At my own recommendation, my husband started seeing a therapist to help him deal with a trauma he had experienced as a child. It was decided that after a few one-on-one sessions that we would have a couple’s therapy session to discuss how I could best support him moving forward. I had no idea that hour would put our marriage in jeopardy.
- I was freezing, which didn’t help. I’m a cold person—I’m pretty much freezing all the time, even in summer. When my husband and I sat down on the therapist’s couch, I folded my arms to bundle up like I always do. The therapist immediately asked me why I was crossing my arms and closing myself off from my husband. This misinterpretation of my body language started us off on a weird note.
- I felt like a third wheel. Joining into the session after my husband had been seeing his therapist for a few weeks actually made things surprisingly difficult. A bond and trust between them had already formed. No matter how understanding I tried to be, I couldn’t help but feel his therapist was treating me as if I didn’t know my own husband when she talked about his past and questioned how I’d be able to support him. I’d never been a jealous person or anything, but for some reason, I couldn’t shake feeling like an outsider.
- The therapist had her own agenda. My husband had done his homework and selected a therapist specializing in childhood trauma. His one-on-one sessions with her were extremely helpful. What we both found out later is that she also specialized in helping couples have open relationships, as well as sex therapy for couples. Throughout the session, she led the conversation toward our sex life and relationship. We never discussed his trauma.
- The fixation on our sex life created problems. The therapist asked us a series of questions about our sex life and marriage. For instance, “Who likes to have romantic sex better?” and “Who enjoys kissing the other person more?” I became saddened if my husband said he thought I liked something better than he did because many of the questions were about the basis of our marriage. What was the point of speculating who liked what better? Why was I the only one in the room weirded out by this?
- I lost trust in my husband. After seven years of being together, I lost trust for the first time. I didn’t understand why we were suddenly in a sex therapy session and why he wasn’t reacting strangely to the direction of the conversation. I suddenly grew skeptical about what my husband was really there for.
- I questioned our commitment. The therapist posed a hypothetical question: “Would you be willing to let him/her have a relationship outside of the marriage if it were what they really wanted?” When I said I wouldn’t like that, she said it showed I wasn’t willing to do what it takes to make him happy. When he said he wasn’t sure but he would be willing to talk about it, my heart broke. Is this what he wanted?
- Suddenly our whole marriage seemed like a lie. Why wasn’t my husband freaking out? Why was he being so chill about talks of an open marriage out of the blue? Was this planned? Does he want that? My whole world felt like it was falling apart. I felt like I didn’t even know who my husband really was and it was all completely unexpected. Before the session, I had the perfect marriage. Was it all a lie?

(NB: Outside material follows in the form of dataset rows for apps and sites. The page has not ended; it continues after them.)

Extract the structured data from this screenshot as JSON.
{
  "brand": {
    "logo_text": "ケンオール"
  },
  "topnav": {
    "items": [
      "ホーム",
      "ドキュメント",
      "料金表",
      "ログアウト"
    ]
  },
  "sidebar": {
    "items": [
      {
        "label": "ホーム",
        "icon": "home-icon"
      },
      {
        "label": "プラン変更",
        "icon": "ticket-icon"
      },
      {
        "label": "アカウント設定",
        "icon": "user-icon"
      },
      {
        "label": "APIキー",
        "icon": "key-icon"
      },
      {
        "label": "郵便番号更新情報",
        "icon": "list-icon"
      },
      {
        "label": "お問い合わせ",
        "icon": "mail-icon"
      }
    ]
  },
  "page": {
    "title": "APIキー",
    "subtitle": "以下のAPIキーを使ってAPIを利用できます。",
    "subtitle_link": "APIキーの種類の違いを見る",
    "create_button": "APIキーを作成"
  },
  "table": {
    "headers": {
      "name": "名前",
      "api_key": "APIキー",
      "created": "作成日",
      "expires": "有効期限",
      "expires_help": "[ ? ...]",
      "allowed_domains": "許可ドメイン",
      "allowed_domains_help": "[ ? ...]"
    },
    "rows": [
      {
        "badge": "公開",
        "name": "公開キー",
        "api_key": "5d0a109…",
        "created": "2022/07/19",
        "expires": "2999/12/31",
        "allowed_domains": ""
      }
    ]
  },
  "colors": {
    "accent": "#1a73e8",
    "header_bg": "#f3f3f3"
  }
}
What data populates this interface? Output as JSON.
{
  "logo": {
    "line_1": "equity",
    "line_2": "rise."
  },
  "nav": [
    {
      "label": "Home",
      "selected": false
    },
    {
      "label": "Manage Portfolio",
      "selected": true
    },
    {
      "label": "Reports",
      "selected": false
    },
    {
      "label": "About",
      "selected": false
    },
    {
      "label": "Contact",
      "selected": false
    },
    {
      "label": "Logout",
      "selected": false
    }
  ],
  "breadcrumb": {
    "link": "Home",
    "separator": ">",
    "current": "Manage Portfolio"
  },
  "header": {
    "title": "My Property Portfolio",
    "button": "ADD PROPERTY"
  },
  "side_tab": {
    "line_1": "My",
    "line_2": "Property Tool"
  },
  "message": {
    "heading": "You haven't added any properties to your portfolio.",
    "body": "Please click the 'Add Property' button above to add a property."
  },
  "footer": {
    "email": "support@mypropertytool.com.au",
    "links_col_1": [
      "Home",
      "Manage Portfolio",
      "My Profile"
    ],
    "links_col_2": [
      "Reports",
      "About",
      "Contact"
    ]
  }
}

- We had a great relationship… or so I thought. When my husband told me about his trauma, our relationship grew even closer. We’ve never had communication problems in our relationship. No matter what happened in our lives, we got through it easily because we were a team and we supported one another 100%. Our sex life was adventurous and on point, and we were very open about our fantasies. After the session, however, I felt so alone. I now know it’s widely accepted that couples therapy should generally be a last resort before divorce because it can create many unnecessary issues for healthy relationships.
- I straight up didn’t like the therapist. I knew the therapist had helped my husband so much already, so I automatically liked her going into the session. It didn’t take long for me to feel like she was a wannabe Sue Johansen pushing her values onto our marriage. I immediately felt judged by her, and it progressed throughout our entire session. I know for many people, couples therapy can be a huge help. However, if we planned to have a real couples therapy session, it would be extremely important that we both like the therapist. I definitely didn’t.
- My husband ended up feeling like he’d been brainwashed. After the session, my husband said he felt like the trust he had built in his therapist during a vulnerable time made him confused about his own opinions during our session. She had helped him so much individually. When she asked us questions about our marriage, he trusted there was good reasoning for the answers she wanted us to give. For months, he was really down on himself and felt weak for being so impacted by the opinions of his therapist.
It took almost a year for us to fully overcome the issues created and to build back the trust we always had. I feel lucky every day that I have the loving, committed husband that I do. As my husband and I discussed prior to the session, if either of us is going to be sleeping with someone outside of our marriage, we’re going to do it together.